New Bengals defensive coordinator Mike Zimmer has an aggressive reputation stemming from his days with the Atlanta Falcons and Dallas Cowboys. However, the Bengals aren’t exactly loaded on defense and are coming off a 7-9 debacle last season.
Their best playmakers are swift young cornerbacks Johnathan Joseph and Leon Hall, defensive end Robert Geathers and rookie linebacker Keith Rivers.
"If the quarterback’s young, obviously you want to make things a little bit harder on him," Hall said. "He’s not going to have the vision like a Tom Brady or a Peyton Manning would have. So, we’re going to try to use his inexperience to our advantage.
"At the same time, you still have to go out there and execute. You can’t just leave a guy wide open. Any quarterback can throw that ball."
Flacco has the requisite powerful arm, and grew more accurate and confident with each preseason snap. He has progressed significantly since his first preseason game when he went 0 for 3 and lost a fumble against the New England Patriots.
"I’m a lot more prepared now than I was then," Flacco said. ‘I’ve had a lot more experience and worked with the guys a lot more, so it should be a lot of fun."
The harder variables to gauge, though, is whether unproven offensive tackles Jared Gaither, who succeeds retire All-Pro Jonathan Ogden on the left side, and Adam Terry are up to the task of keeping Flacco standing long enough to throw.
Plus, running back Willis McGahee missed the entire preseason with a knee injury and could b e limited if he plays today. Former
The Ravens will tailor the game plan to Flacco’s strengths. That could mean lots of play-action passes, slants and outs to wide receivers Derrick Mason and Mark Clayton and perhaps a few deep balls to tight end Todd Heap and wide receiver Demetrius Williams. He’s expected to hand off a lot, too.
"We’ll call the plays in this game that he has absorbed," offensive coordinator Cam Cameron said. "I’m going to continually challenge his mind, try to expand his mind. His mind has developed because of all the reps he’s getting.
"He went 10 days and took every rep the whole day. You could just see him grow. Now, he’s going to continue to grow. But the game plan will come from what he does know."
Putting Flacco into position to succeed is fine in theory. In practice, though, it’s a different challenge altogether. There is no magic formula to determine how fast it will take for the game to slow down for Flacco or any quarterback. So far, he’s proven to be a quick study.
"Getting a quarterback comfortable is hard," Cameron said. "Every snap is going to be a growing experience, especially with a new coordinator who obviously wants to energize that defense. I think we just take this thing one play at a time and see where Joe’s at and where it takes us."
The Ravens have had such a long-running quarterback carousel over the past several years that they are naturally excited about the prospects of establishing a starter for the present as well as the long-term future.

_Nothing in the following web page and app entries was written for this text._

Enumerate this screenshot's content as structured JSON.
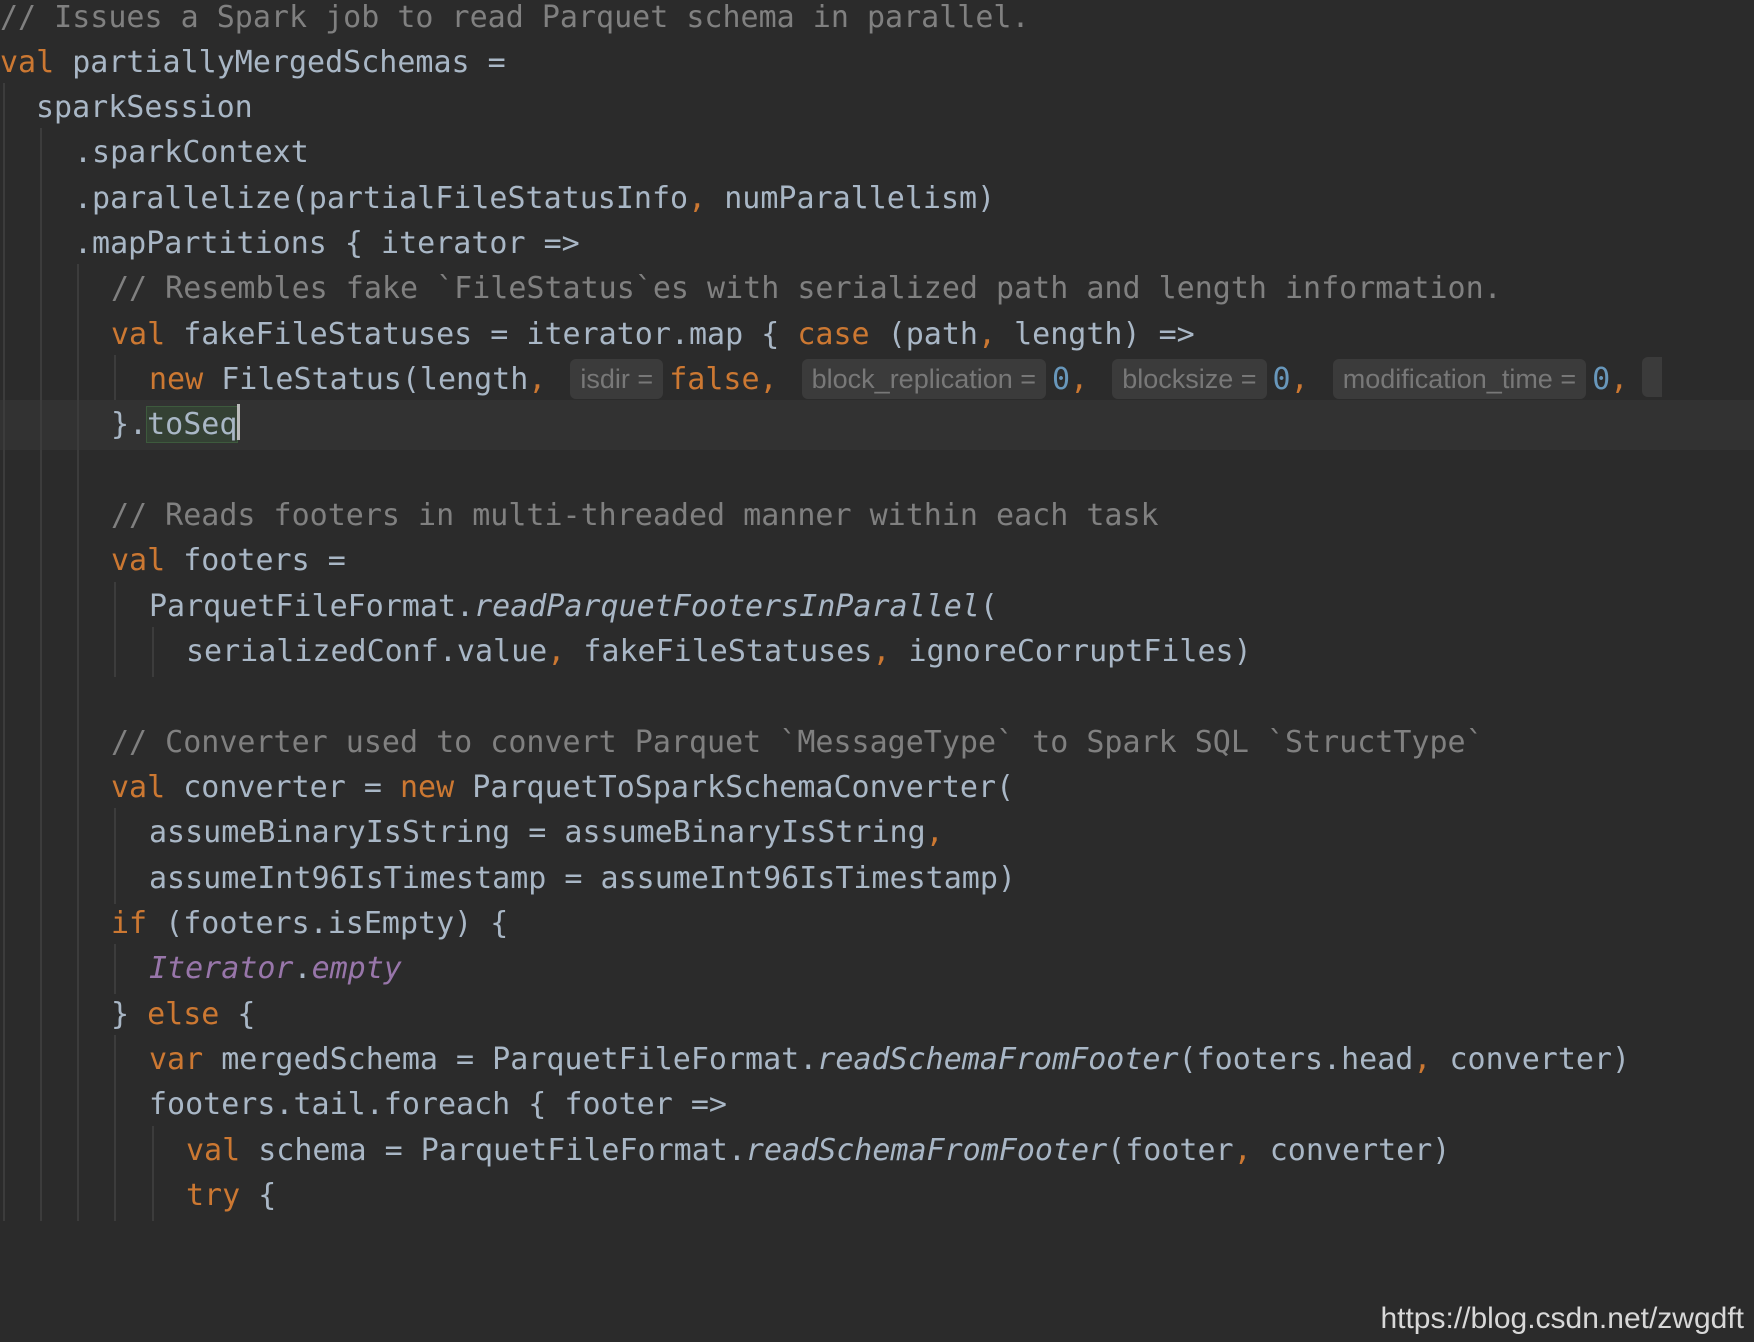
{
  "editor": {
    "language": "scala",
    "theme_colors": {
      "background": "#2b2b2b",
      "keyword": "#cc7832",
      "comment": "#808080",
      "number": "#6897bb",
      "identifier": "#a9b7c6",
      "static_member": "#9876aa"
    },
    "lines": [
      {
        "text": "// Issues a Spark job to read Parquet schema in parallel."
      },
      {
        "text": "val partiallyMergedSchemas ="
      },
      {
        "text": "sparkSession"
      },
      {
        "text": ".sparkContext"
      },
      {
        "text": ".parallelize(partialFileStatusInfo, numParallelism)"
      },
      {
        "text": ".mapPartitions { iterator =>"
      },
      {
        "text": "// Resembles fake `FileStatus`es with serialized path and length information."
      },
      {
        "text": "val fakeFileStatuses = iterator.map { case (path, length) =>"
      },
      {
        "text": "new FileStatus(length, isdir = false, block_replication = 0, blocksize = 0, modification_time = 0,"
      },
      {
        "text": "}.toSeq"
      },
      {
        "text": ""
      },
      {
        "text": "// Reads footers in multi-threaded manner within each task"
      },
      {
        "text": "val footers ="
      },
      {
        "text": "ParquetFileFormat.readParquetFootersInParallel("
      },
      {
        "text": "serializedConf.value, fakeFileStatuses, ignoreCorruptFiles)"
      },
      {
        "text": ""
      },
      {
        "text": "// Converter used to convert Parquet `MessageType` to Spark SQL `StructType`"
      },
      {
        "text": "val converter = new ParquetToSparkSchemaConverter("
      },
      {
        "text": "assumeBinaryIsString = assumeBinaryIsString,"
      },
      {
        "text": "assumeInt96IsTimestamp = assumeInt96IsTimestamp)"
      },
      {
        "text": "if (footers.isEmpty) {"
      },
      {
        "text": "Iterator.empty"
      },
      {
        "text": "} else {"
      },
      {
        "text": "var mergedSchema = ParquetFileFormat.readSchemaFromFooter(footers.head, converter)"
      },
      {
        "text": "footers.tail.foreach { footer =>"
      },
      {
        "text": "val schema = ParquetFileFormat.readSchemaFromFooter(footer, converter)"
      },
      {
        "text": "try {"
      }
    ],
    "inlay_hints": {
      "isdir": "isdir =",
      "block_replication": "block_replication =",
      "blocksize": "blocksize =",
      "modification_time": "modification_time ="
    },
    "tokens": {
      "l0": "// Issues a Spark job to read Parquet schema in parallel.",
      "l1_kw": "val",
      "l1_rest": " partiallyMergedSchemas =",
      "l2": "sparkSession",
      "l3": ".sparkContext",
      "l4_a": ".parallelize(partialFileStatusInfo",
      "l4_b": ",",
      "l4_c": " numParallelism)",
      "l5": ".mapPartitions { iterator =>",
      "l6": "// Resembles fake `FileStatus`es with serialized path and length information.",
      "l7_kw": "val",
      "l7_a": " fakeFileStatuses = iterator.map { ",
      "l7_case": "case",
      "l7_b": " (path",
      "l7_c": ",",
      "l7_d": " length) =>",
      "l8_new": "new",
      "l8_a": " FileStatus(length",
      "l8_comma": ",",
      "l8_false": "false",
      "l8_zero": "0",
      "l9_a": "}.",
      "l9_b": "toSeq",
      "l11": "// Reads footers in multi-threaded manner within each task",
      "l12_kw": "val",
      "l12_rest": " footers =",
      "l13_a": "ParquetFileFormat.",
      "l13_b": "readParquetFootersInParallel",
      "l13_c": "(",
      "l14_a": "serializedConf.value",
      "l14_b": " fakeFileStatuses",
      "l14_c": " ignoreCorruptFiles)",
      "l16": "// Converter used to convert Parquet `MessageType` to Spark SQL `StructType`",
      "l17_kw": "val",
      "l17_a": " converter = ",
      "l17_new": "new",
      "l17_b": " ParquetToSparkSchemaConverter(",
      "l18_a": "assumeBinaryIsString = assumeBinaryIsString",
      "l19": "assumeInt96IsTimestamp = assumeInt96IsTimestamp)",
      "l20_kw": "if",
      "l20_rest": " (footers.isEmpty) {",
      "l21_a": "Iterator",
      "l21_b": ".",
      "l21_c": "empty",
      "l22_a": "} ",
      "l22_kw": "else",
      "l22_b": " {",
      "l23_kw": "var",
      "l23_a": " mergedSchema = ParquetFileFormat.",
      "l23_fn": "readSchemaFromFooter",
      "l23_b": "(footers.head",
      "l23_c": " converter)",
      "l24": "footers.tail.foreach { footer =>",
      "l25_kw": "val",
      "l25_a": " schema = ParquetFileFormat.",
      "l25_fn": "readSchemaFromFooter",
      "l25_b": "(footer",
      "l25_c": " converter)",
      "l26_kw": "try",
      "l26_rest": " {"
    },
    "watermark": "https://blog.csdn.net/zwgdft"
  }
}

"It’s been different just because so many different guys have been thrown in the mix, and we haven’t known who was going to be the guy," Heap said. "There hasn’t been one guy that we’ve known from the beginning or at any point in time until this week. We didn’t know who it was going to be. We know who’s starting now, and we’re all behind him."
Aaron Wilson covers the